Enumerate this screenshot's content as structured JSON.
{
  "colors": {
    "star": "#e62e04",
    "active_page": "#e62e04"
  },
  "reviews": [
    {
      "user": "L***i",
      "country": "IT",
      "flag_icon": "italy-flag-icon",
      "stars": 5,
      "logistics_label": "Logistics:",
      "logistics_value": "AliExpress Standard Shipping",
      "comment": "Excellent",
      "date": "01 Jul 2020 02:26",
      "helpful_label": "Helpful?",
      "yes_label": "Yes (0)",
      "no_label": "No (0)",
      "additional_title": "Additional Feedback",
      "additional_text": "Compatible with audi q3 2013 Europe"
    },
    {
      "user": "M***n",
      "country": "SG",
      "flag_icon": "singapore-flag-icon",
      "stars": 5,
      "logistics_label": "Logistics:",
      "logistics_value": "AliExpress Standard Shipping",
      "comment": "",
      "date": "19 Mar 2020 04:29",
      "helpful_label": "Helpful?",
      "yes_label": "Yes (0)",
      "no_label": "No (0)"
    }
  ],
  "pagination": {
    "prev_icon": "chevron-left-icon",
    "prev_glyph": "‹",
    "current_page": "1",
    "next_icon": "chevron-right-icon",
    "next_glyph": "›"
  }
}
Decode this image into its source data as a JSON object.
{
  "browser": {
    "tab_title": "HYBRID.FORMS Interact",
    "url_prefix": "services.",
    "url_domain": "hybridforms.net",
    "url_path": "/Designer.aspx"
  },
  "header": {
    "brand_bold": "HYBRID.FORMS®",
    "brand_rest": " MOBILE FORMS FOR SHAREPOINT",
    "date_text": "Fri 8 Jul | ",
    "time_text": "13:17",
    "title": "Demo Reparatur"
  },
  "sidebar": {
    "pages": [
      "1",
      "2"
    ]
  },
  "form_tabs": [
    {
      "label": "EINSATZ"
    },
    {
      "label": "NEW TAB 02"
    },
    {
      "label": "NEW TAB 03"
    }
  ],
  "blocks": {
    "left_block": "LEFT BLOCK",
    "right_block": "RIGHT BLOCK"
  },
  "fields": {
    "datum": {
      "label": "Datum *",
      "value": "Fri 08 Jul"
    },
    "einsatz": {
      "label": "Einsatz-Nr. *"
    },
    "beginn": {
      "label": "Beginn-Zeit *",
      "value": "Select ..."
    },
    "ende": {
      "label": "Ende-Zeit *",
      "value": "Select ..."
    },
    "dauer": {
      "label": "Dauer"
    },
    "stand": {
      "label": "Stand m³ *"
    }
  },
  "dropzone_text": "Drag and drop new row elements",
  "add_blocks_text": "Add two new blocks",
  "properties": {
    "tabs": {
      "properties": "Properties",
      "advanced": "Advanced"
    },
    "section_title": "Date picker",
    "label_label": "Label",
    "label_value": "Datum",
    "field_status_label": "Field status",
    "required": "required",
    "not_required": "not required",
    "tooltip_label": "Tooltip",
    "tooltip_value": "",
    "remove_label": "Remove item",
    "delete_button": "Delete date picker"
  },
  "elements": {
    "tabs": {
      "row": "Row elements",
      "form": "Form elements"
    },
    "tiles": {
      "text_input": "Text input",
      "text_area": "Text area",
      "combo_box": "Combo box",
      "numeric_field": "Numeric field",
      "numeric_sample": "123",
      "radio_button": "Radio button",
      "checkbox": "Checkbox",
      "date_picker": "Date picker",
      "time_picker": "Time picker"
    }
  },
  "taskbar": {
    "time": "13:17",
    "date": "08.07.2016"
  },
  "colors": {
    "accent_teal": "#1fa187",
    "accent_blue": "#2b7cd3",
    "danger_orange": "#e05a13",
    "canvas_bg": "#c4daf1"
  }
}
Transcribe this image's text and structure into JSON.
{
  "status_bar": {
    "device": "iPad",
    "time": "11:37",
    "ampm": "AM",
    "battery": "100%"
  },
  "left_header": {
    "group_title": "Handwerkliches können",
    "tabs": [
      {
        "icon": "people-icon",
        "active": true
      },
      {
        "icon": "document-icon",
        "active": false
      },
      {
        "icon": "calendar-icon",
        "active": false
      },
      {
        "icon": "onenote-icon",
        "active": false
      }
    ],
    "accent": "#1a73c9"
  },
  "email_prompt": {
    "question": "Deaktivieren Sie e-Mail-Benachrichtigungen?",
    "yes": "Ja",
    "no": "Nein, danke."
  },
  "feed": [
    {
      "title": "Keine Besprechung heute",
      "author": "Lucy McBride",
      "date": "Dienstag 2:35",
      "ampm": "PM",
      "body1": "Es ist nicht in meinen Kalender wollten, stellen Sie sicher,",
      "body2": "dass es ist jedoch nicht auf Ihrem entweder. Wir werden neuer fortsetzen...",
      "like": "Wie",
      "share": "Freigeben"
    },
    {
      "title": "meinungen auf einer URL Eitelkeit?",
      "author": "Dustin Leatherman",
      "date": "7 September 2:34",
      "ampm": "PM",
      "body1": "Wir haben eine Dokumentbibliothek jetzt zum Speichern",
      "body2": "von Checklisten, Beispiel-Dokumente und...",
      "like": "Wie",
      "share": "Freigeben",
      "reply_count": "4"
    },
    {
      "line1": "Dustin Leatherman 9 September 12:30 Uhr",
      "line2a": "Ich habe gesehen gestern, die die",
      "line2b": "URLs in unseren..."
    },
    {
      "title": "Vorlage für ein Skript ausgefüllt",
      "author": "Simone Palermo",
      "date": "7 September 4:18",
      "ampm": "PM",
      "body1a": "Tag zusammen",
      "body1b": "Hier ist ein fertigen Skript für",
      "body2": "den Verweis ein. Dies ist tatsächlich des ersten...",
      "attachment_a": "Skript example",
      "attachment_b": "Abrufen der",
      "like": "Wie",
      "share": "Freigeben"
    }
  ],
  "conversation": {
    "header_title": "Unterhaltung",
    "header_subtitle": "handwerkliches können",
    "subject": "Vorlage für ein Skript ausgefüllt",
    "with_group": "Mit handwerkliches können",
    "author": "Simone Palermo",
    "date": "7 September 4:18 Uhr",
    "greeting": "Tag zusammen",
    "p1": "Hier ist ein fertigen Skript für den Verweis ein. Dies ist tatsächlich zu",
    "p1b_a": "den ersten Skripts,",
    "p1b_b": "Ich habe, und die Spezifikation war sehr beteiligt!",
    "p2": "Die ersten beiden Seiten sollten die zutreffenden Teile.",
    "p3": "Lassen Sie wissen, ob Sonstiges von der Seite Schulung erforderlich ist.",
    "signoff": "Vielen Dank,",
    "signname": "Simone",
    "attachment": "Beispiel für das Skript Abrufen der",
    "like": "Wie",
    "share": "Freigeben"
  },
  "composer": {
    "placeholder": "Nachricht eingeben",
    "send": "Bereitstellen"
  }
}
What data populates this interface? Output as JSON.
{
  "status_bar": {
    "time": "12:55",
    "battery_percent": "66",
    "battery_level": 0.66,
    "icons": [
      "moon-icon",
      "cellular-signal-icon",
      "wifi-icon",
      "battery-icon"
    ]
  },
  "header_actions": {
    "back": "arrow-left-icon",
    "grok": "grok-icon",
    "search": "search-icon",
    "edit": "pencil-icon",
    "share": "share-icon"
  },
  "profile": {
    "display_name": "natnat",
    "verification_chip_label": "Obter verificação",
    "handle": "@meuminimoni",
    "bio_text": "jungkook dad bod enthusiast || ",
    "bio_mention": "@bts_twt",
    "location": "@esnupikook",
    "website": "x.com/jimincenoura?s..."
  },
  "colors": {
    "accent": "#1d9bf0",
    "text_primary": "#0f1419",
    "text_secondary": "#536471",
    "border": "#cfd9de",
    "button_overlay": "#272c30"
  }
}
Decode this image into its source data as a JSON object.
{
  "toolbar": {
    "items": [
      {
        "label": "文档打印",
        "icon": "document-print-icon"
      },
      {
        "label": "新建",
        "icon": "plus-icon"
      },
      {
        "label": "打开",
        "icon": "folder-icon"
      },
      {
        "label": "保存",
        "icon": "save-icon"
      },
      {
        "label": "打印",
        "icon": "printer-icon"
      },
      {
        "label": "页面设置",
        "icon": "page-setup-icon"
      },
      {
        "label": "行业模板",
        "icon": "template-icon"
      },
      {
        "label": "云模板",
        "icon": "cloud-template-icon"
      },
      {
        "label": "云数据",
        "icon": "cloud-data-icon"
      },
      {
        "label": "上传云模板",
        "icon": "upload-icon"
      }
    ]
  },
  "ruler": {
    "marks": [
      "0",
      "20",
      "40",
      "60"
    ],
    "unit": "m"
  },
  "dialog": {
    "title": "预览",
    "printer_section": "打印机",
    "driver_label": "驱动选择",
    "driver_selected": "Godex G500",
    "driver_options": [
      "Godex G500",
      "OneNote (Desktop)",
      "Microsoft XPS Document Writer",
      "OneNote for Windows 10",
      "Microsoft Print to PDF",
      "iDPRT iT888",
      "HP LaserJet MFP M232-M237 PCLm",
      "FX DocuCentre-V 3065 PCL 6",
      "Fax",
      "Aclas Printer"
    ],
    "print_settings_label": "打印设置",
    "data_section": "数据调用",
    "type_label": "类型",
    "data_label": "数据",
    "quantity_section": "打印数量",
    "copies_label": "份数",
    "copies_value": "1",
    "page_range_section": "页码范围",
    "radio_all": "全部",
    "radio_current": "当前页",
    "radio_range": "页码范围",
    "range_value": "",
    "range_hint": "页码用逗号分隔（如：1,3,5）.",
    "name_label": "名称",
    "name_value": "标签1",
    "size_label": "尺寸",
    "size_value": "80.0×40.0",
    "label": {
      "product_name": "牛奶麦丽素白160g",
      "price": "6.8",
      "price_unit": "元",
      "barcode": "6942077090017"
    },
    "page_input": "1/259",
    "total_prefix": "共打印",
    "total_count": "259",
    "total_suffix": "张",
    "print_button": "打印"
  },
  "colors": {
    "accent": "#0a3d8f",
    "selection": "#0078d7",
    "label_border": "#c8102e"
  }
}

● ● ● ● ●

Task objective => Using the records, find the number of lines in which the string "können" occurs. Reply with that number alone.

Result below => 3